Information provided -
=== Section Start ===

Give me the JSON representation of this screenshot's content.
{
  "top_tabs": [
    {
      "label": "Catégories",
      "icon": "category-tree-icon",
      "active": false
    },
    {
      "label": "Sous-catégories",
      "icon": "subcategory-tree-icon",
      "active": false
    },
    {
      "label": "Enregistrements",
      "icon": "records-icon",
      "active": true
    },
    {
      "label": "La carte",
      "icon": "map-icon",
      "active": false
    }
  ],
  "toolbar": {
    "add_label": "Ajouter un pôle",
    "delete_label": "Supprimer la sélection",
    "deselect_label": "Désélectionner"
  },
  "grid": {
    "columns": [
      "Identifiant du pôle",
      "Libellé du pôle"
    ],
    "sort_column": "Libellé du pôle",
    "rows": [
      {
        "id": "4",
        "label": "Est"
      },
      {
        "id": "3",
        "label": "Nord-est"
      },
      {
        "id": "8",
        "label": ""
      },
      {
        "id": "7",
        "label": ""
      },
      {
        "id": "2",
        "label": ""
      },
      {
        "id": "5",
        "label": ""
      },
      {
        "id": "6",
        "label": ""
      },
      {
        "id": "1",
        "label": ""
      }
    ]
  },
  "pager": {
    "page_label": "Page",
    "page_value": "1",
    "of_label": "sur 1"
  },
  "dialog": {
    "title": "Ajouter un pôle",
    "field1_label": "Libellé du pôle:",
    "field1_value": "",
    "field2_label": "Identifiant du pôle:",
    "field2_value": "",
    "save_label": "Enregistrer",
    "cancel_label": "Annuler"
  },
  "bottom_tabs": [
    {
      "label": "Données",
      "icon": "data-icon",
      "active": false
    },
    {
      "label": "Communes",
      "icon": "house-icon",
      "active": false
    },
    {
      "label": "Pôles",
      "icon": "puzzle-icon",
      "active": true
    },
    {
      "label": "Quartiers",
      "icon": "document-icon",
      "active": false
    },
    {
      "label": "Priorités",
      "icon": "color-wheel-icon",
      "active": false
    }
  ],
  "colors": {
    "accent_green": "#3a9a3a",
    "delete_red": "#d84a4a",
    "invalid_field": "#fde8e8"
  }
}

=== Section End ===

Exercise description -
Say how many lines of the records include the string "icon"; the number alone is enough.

Written answer -
9